verb (used with object), i·so·lat·ed, i·so·lat·ing.
Origin of isolate
Related Words for isolatesdisengage, confine, disconnect, divide, separate, insulate, remove, segregate, sequester, detach, seclude, divorce, abstract, part, sunder, quarantine, sever, island
Examples from the Web for isolates
Contemporary Examples of isolates
As the reach and functionality of the web becomes broader and more sophisticated, it both connects and isolates us.China Doesn't Want You to See the Internet Addiction Film 'Web Junkie'
Shosh Shlam and Hilla Medalia
August 9, 2014
The stereotype is always racialized, which isolates contestants of color and makes them even less likely to win.Real Racism: What Aaryn Gries Reveals about Reality TV

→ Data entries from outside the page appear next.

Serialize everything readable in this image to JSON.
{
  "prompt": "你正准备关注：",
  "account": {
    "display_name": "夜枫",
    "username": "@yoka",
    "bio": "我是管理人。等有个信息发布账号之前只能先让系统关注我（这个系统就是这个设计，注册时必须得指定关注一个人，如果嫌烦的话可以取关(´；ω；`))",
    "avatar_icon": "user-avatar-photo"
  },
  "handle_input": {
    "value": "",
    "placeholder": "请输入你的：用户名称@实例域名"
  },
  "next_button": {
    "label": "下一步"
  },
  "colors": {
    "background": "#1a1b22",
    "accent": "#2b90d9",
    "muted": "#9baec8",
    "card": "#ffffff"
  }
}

August 25, 2013
In How the Mighty Fall, Collins isolates what he sees as the five stages of institutional decline.Good to Not So Great: How Companies Fail
May 26, 2009
Historical Examples of isolates
This is the disintegrating power of a great wind: it isolates one from one's kind.Typhoon
In France our tribune which isolates the orator has many advantages.The Memoirs of Victor Hugo
It isolates the washing from the cooking, and the smell of washing from the whole house.Convenient Houses
Louis Henry Gibson
It isolates, and makes contact and mutual understanding difficult.Reconstruction in Philosophy
Instead of uniting her with the prayer of the Church it isolates her.
verb (ˈaɪsəˌleɪt) (tr)
Word Origin for isolate
by 1786, a new formation from isolated (q.v.).
The translation of this work is well performed, excepting that fault from which few translations are wholly exempt, and which is daily tending to corrupt our language, the adoption of French expressions. We have here evasion for escape, twice or more times repeated; brigands very frequently; we have the unnecessary and foolish word isolate; and, if we mistake not, paralize, which at least has crept in through a similar channel. Translators cannot be too careful on this point, as it is a temptation to which they are constantly exposed. ["The British Critic," April 1799]
As a noun from 1890, from earlier adjectival use (1819).